▸ **What is being asked**
Only the number is wanted: how many lines below include "EStore"?

+--

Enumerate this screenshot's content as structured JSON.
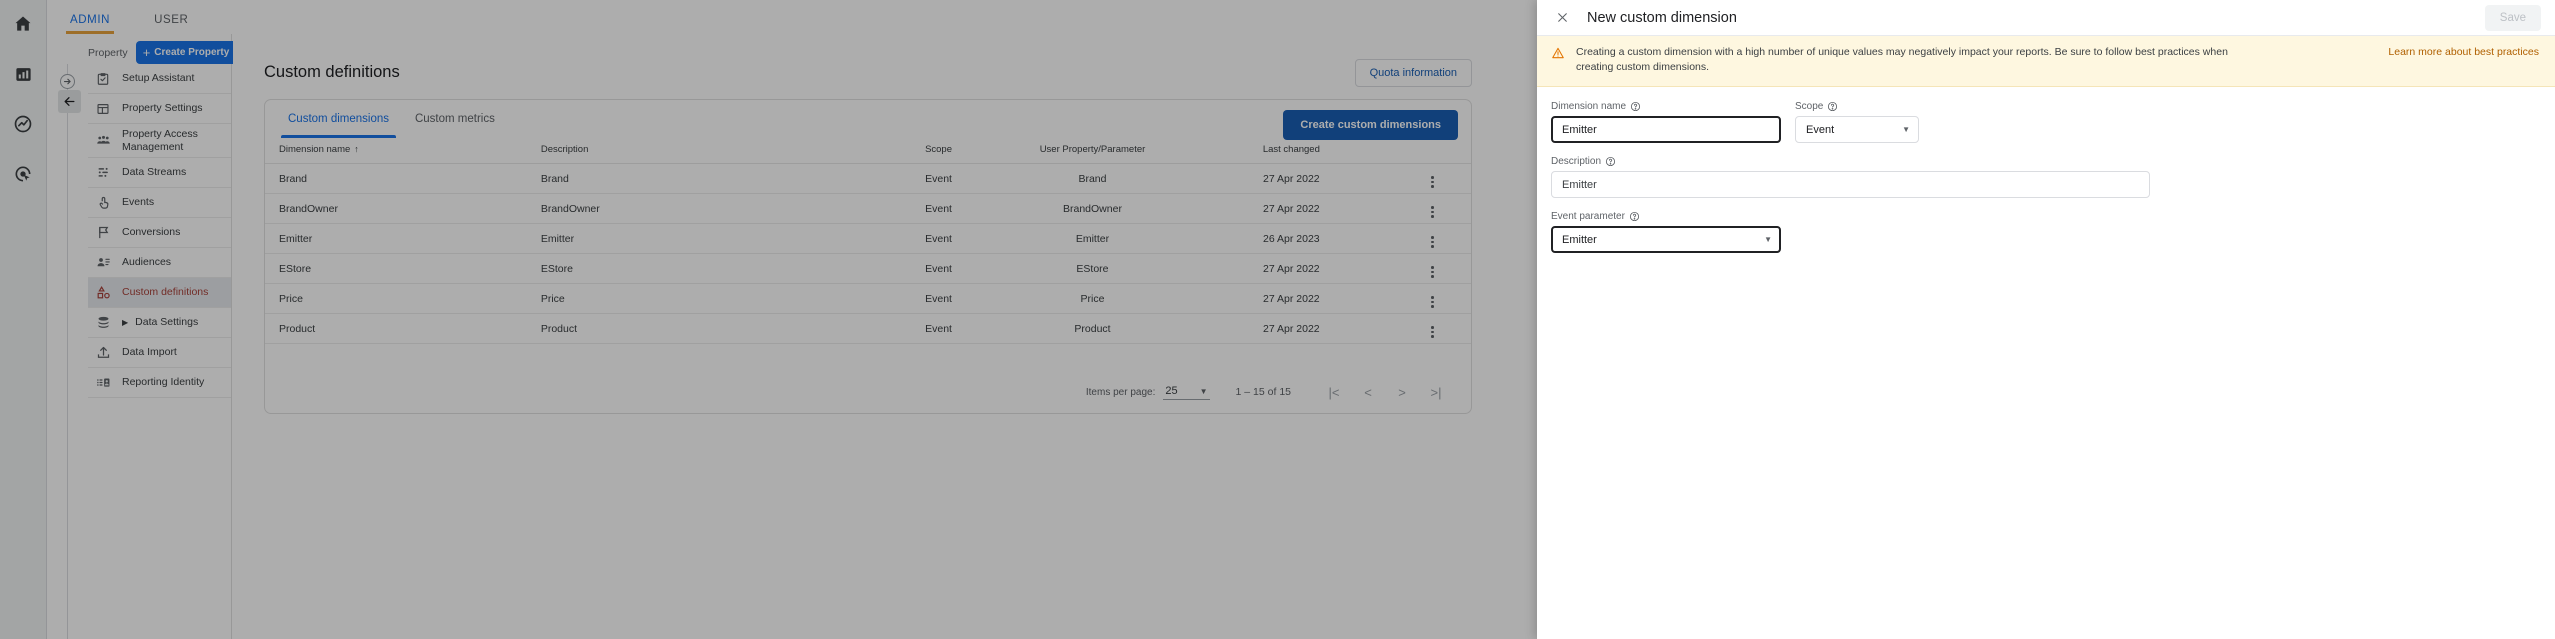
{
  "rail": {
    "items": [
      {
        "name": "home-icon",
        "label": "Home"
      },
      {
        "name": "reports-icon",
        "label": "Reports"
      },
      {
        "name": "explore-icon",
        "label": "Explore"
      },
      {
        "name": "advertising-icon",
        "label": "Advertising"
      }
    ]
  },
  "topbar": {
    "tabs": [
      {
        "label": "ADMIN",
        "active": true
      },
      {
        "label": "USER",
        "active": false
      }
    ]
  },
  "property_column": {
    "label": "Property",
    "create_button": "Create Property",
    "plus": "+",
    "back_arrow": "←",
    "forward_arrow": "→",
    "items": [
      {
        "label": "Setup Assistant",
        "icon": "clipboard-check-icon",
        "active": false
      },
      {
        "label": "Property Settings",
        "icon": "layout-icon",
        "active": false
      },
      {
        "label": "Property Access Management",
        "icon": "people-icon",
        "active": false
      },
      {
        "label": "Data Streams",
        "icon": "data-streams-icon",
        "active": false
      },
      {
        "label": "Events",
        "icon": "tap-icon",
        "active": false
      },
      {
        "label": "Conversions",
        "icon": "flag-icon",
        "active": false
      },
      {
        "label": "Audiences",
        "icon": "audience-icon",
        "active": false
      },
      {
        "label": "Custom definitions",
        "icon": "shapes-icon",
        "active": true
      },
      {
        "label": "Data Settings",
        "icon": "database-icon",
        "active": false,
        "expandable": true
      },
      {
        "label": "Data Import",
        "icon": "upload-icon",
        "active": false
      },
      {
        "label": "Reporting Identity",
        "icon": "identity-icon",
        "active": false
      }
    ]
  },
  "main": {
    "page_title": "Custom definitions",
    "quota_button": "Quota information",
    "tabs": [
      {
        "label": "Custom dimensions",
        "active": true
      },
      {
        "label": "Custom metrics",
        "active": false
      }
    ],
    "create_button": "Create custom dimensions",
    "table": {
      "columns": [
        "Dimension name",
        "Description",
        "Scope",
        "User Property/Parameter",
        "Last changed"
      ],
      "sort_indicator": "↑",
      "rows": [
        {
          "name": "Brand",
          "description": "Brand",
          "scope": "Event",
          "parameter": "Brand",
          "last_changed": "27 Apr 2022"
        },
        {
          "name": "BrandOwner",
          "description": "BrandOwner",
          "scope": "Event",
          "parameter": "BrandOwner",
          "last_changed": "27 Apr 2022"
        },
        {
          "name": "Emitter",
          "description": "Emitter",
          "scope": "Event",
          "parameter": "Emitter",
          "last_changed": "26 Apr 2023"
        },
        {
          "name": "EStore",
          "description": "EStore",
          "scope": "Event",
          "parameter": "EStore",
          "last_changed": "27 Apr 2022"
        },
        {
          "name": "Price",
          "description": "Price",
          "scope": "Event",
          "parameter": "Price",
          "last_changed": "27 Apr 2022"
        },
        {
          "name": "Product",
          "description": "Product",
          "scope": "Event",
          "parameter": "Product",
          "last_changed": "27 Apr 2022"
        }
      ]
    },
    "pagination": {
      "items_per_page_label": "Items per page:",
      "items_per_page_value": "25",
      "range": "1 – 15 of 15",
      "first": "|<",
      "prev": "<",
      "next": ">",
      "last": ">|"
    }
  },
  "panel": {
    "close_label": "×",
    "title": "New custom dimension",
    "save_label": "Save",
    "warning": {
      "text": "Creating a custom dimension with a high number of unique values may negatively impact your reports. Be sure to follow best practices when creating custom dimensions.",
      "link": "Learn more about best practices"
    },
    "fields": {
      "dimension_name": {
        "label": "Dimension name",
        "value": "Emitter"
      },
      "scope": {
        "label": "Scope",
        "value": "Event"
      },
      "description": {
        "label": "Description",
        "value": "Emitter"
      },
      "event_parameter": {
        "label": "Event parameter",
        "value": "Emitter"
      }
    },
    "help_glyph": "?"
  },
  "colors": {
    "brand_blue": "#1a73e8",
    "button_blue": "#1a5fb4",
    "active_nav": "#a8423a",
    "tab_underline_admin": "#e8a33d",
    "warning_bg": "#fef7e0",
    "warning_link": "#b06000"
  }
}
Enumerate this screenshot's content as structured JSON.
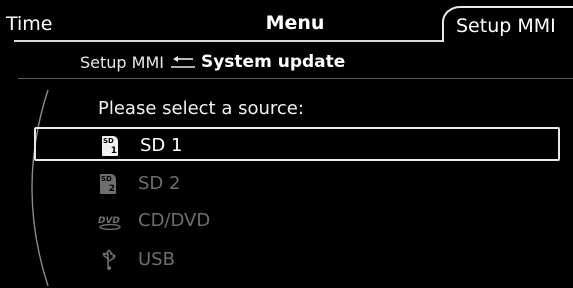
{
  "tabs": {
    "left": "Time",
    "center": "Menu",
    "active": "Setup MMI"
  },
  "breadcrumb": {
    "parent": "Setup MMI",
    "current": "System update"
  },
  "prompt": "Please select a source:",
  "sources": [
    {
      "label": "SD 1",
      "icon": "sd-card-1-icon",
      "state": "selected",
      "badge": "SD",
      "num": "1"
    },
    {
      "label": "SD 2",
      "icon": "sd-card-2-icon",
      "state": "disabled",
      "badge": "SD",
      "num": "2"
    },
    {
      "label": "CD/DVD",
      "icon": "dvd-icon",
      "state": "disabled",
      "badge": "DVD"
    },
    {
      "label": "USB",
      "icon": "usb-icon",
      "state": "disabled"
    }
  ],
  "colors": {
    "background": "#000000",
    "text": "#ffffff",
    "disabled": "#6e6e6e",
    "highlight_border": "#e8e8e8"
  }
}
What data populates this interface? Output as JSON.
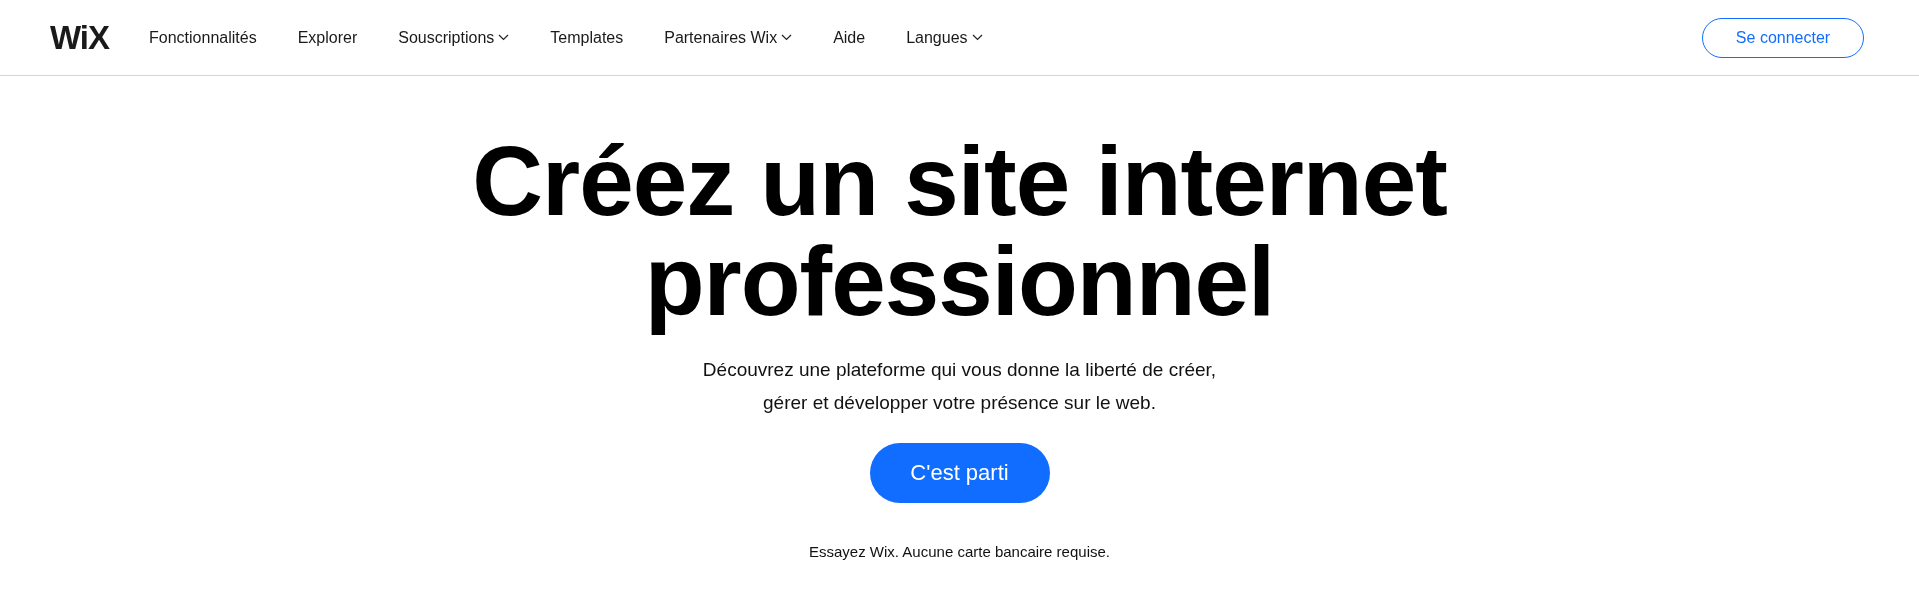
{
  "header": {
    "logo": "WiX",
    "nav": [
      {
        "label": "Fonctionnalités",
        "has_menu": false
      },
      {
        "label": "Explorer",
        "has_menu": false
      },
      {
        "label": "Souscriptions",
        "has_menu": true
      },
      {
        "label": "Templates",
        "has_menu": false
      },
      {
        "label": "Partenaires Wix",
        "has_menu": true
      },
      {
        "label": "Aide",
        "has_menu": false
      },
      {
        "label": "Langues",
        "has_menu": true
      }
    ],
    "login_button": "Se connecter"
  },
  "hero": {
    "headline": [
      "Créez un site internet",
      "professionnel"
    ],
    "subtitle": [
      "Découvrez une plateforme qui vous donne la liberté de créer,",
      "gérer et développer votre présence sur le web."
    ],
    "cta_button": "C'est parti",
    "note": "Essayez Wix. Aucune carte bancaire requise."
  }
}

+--

▸ **Expected answer**
3